When we landed, I reported to the ground crew that the fuel flows seemed a bit higher than usual. No big deal. On the Avon, it was usually the P1/P3 switch. They said they'd have a look at it.

We had to fly the same aircraft the next day and when we signed for it it, we noted that the engines had been test-run and 'no fault found'. We did rather feel that the ground crew gave us a bit of an old-fashioned look that implied "I've been up half the night running bloody engines which were perfectly serviceable because the aircrew can't diagnose the fault properly", but we put it behind us and got airborne.

Exactly the same thing happpened on that trip as well, except that this time the headwind component was even lower than forecast than before. Fuel flows were high, just as before. This time the controls felt a bit stiffer than usual, too. And then it struck me! We knew what the aircraft felt like when you flew it at M.75 instead of .73, because we practiced it occasionally. And it felt just like that.

OK, so that must be the problem. The machmeter must be under-reading. That would explain why the W/Vs seemed wrong. You calculate your TAS from the machmeter - or ASI- it'll give the same result. If we used .73 instead of .75 to calculate a TAS, we would be calculating too low a value. Then when we compared it with the groundspeed from Doppler or from a succession of fixes, the headwind component would be too low. It all fitted. But it's the one fault where there is no independent confirmation. There is only one source of TAS - the pitot static system - whether you use CAS or Mach No to find it - you are still using a comparison of pitot and static.

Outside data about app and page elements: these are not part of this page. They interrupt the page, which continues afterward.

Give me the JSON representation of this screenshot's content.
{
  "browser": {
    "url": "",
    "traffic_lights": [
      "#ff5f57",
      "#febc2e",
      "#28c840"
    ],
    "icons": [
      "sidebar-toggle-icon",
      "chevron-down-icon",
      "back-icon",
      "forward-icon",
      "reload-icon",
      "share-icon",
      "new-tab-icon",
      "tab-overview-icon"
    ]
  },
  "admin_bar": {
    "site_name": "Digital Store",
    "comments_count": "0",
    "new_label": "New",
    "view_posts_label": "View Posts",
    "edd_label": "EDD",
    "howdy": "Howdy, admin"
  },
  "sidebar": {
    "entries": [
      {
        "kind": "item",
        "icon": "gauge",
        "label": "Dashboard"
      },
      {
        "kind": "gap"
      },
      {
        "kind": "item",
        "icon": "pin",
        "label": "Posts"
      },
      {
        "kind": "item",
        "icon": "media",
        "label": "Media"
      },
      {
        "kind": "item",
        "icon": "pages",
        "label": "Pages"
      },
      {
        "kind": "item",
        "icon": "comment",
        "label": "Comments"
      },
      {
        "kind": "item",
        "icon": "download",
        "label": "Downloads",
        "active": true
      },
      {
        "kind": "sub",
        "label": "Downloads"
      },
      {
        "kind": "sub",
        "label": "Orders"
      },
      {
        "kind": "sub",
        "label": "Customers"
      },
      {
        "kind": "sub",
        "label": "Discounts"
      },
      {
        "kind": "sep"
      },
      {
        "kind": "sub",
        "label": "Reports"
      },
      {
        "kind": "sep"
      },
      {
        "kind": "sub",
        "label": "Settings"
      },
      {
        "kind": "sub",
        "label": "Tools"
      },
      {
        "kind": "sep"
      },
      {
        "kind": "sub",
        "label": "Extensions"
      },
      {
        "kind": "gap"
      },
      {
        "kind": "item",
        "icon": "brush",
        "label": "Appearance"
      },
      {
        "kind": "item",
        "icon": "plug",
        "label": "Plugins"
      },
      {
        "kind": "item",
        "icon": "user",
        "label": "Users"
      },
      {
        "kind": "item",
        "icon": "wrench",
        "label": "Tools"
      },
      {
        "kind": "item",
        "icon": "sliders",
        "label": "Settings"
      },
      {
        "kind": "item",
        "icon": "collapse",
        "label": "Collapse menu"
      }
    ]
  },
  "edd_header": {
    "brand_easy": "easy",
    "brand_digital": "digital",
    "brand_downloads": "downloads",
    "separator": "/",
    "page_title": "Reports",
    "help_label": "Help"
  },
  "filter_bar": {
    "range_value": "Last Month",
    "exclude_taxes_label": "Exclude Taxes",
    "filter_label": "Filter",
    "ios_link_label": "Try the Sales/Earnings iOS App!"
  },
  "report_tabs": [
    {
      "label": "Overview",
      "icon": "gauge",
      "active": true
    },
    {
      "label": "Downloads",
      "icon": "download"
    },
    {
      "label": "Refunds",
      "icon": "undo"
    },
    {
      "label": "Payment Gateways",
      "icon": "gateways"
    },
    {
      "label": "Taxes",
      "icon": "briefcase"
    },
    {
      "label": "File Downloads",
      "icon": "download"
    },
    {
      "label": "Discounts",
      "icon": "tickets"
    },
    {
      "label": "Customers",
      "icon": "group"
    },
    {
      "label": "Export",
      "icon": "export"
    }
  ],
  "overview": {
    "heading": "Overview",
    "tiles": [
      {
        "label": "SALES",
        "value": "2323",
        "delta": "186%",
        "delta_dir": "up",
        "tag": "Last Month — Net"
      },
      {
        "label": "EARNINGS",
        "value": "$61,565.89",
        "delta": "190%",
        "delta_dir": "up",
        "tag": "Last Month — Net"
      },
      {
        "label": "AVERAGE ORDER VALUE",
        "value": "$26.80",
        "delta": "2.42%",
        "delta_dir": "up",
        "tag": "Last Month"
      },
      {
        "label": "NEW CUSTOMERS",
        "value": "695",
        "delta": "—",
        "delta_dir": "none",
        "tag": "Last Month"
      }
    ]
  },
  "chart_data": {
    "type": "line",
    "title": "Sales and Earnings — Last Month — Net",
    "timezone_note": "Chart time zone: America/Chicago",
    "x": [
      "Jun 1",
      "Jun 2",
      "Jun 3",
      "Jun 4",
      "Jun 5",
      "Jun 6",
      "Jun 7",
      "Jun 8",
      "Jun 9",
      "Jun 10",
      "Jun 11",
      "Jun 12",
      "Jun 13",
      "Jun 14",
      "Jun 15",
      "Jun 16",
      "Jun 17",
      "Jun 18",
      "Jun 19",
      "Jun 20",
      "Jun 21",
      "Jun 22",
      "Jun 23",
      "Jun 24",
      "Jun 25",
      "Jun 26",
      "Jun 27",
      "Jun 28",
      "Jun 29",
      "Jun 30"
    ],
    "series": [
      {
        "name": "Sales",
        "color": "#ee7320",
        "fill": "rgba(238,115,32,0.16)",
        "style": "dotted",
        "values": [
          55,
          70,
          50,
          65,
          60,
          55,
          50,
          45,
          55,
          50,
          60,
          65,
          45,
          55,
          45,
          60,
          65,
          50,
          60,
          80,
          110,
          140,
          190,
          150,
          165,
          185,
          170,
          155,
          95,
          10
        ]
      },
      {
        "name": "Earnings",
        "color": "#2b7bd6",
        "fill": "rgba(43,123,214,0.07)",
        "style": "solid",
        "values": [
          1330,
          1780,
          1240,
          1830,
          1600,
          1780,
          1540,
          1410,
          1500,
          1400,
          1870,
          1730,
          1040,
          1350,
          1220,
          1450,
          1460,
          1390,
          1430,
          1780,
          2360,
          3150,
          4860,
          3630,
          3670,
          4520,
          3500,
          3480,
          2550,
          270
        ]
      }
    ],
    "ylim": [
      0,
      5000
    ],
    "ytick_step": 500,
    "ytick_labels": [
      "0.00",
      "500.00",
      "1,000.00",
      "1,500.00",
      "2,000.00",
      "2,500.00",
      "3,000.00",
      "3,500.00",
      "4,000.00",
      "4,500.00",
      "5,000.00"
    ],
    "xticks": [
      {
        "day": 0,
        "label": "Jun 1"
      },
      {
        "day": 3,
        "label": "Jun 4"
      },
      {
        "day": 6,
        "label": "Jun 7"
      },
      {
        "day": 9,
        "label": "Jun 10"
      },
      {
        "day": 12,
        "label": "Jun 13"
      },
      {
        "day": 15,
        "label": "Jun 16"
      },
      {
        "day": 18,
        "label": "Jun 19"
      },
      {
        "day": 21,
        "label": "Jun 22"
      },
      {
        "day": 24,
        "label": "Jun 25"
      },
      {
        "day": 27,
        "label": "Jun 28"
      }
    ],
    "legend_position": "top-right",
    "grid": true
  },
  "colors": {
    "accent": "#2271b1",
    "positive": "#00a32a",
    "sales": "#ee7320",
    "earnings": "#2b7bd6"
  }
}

So how to check it? You can't trust met forecasts - at least, not that accurately. And then it occurred to me. Our route took us back to base on the reciprocal of the outbound track. So I could get a groundspeed outbound (from the Doppler) and a groundspeed on the return). If we held the same Mach No and the wind hadn't changed, the TAS must be the average of the outbound and the return groundspeeds. So we tried it and - joy of joy! - we appeared to have a tailwind component in both directions! Obviously, it was our calculation of TAS which was out.

When we landed, I asked the groundcrew to have a look at the pitot-static system this time. We got a phone call about an hour later saying that they'd discovered a HUGE pitot leak.

That explained it all! The reason that the fuel-flows were too high was because we had set the power to fly at .75 instead of .73. Nobody really notices what the required rpm is - you just set whatever rpm you need to get the speed you need. Our TAS was higher - but we couldn't tell. because there is no independent check - and our Doppler groundspeeds were right. So we had been finding the wind and had found too low an apparent head-wind component, but- hey - so what?

Effectively, we had diagnosed a pitot leak from a fuel-flow indication. As I said earlier, it's all one subject!

Dick Whittingham
29th Jun 2002, 19:09
Great story, Blue, and I'm sure you and Hew won't mind me pointing out that your answers were for low level flight, where barometric error is dominant. If you are holding a constant indicated altitude, you are flying on a pressure level, and the height of the pressure level amsl is determined by a combination of msl pressure and the thickness of the layer of air below you. This, in turn, is determined by the air mass temperature. At height it is still true that if you have port drift in the N hemisphere your true altitude is increasing, but you don't know whether it is caused by baro error or temperature error or both.

Agreed, at FL300 obstacle clearance doesn' matter much!

Dick W

HotDog
4th Jul 2002, 07:31
Oxford blue, very impressive reasoning. You mentioned Avon, Comet or Canberra?

oxford blue
4th Jul 2002, 08:38
Canberra